* Asian stock markets : https://tmsnrt.rs/2zpUAr4
* Asian shares seen falling, dollar index jumps
* Fed cuts rates by 25 basis points, further cuts not certain
* U.S. Treasury yield curve flattens
By Swati Pandey
SYDNEY, Aug 1 (Reuters) – Asian shares were set to open significantly lower on Thursday as the U.S. Federal Reserve poured cold water on market expectations of a lengthy easing cycle after delivering a 25-basis-point cut.
Fed Chair Jerome Powell, speaking in a news conference after the release of the central bank’s statement, characterised Wednesday’s rate cut as “a mid-cycle adjustment to policy”, a sign to markets that sharp further cuts were not imminent.
Later in a press conference, Powell said Wednesday’s easing was “not the beginning of a long series of rate cuts”, sending U.S. equity markets into a tailspin and dollar to its highest since May 2017 against a basket of six major currencies.
Overnight, the Dow and the Nasdaq lost 1.2% each while the S&P 500 declined 1.1%. MSCI’s gauge of stocks across the globe slipped to a five-week low.
In a sign the gloomy mood is likely to spread to Asia, Nikkei futures faltered 0.3% while futures for Australia’s benchmark share index fell 0.4%. E-minis for the S&P500 were off 0.3%.
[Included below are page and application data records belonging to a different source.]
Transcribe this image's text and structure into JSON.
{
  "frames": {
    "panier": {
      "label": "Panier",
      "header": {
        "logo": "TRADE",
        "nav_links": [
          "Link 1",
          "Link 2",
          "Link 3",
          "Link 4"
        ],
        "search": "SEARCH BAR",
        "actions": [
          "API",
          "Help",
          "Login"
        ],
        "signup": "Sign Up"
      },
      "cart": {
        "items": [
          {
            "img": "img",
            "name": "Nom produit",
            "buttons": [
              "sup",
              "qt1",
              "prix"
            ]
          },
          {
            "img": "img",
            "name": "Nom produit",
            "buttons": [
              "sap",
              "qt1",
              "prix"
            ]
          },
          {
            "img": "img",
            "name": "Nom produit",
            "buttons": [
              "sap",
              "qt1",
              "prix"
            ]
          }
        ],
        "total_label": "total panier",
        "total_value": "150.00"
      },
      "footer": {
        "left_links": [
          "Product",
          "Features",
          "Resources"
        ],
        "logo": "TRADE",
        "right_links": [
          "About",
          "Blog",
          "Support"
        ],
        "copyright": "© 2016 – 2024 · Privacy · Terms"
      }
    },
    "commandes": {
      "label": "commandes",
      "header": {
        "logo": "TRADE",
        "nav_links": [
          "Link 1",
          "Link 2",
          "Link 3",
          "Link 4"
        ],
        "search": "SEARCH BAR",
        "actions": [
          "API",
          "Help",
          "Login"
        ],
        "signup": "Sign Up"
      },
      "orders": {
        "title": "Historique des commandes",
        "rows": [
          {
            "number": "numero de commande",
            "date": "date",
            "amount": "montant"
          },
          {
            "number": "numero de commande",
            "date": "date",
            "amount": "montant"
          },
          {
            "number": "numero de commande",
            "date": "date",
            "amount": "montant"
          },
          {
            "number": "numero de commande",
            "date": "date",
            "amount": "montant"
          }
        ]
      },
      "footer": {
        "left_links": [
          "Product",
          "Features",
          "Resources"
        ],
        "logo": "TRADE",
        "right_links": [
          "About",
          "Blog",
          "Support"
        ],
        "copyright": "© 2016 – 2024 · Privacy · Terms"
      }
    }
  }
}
“By not coming out and promising more cuts in the future, the market appears to have interpreted this policy move as hawkish,” said John Velis, forex and macro strategist at BNY Mellon.
U.S. Treasuries reacted by flattening the yield curve as the front-end of the market scaled back on prior expectations for at least a 100 basis points of easing in the near-term.
Notably, yields on 10-year bonds too came under pressure, suggesting “the market thinks the Fed is making a policy mistake by not being more dovish,” National Australia Bank analysts wrote in a note.
In foreign exchange, the dollar rose against the euro and Antipodean currencies on expectations monetary policies in Europe, Australia and New Zealand will remain accommodative.
The dollar index finished July 2.5% higher though the greenback’s reaction against the Japanese yen was a bit muted at 108.77
The common currency hit a more than two-year trough of $1.1065 overnight and was last at $1.1073.
The Aussie fell to $0.6832, its lowest since early January when a currency “flash crash” briefly took it to $0.6715 while the kiwi held at $0.6561 as markets wager on a rate cut by the Reserve Bank of New Zealand next week.
In commodities, crude oil futures settled higher on Wednesday for the fifth straight day, buoyed by a bigger-than-expected drop in U.S. inventories, but the stronger dollar helped bring prices down from session highs in post settlement trading.
U.S. crude futures were off 68 U.S. cents at $57.9. Brent had settled up 0.7% at $65.17.
Spot gold bounced from a two-week trough to add 0.1% to $1,414.46 an ounce.
(Editing by Sam Holmes)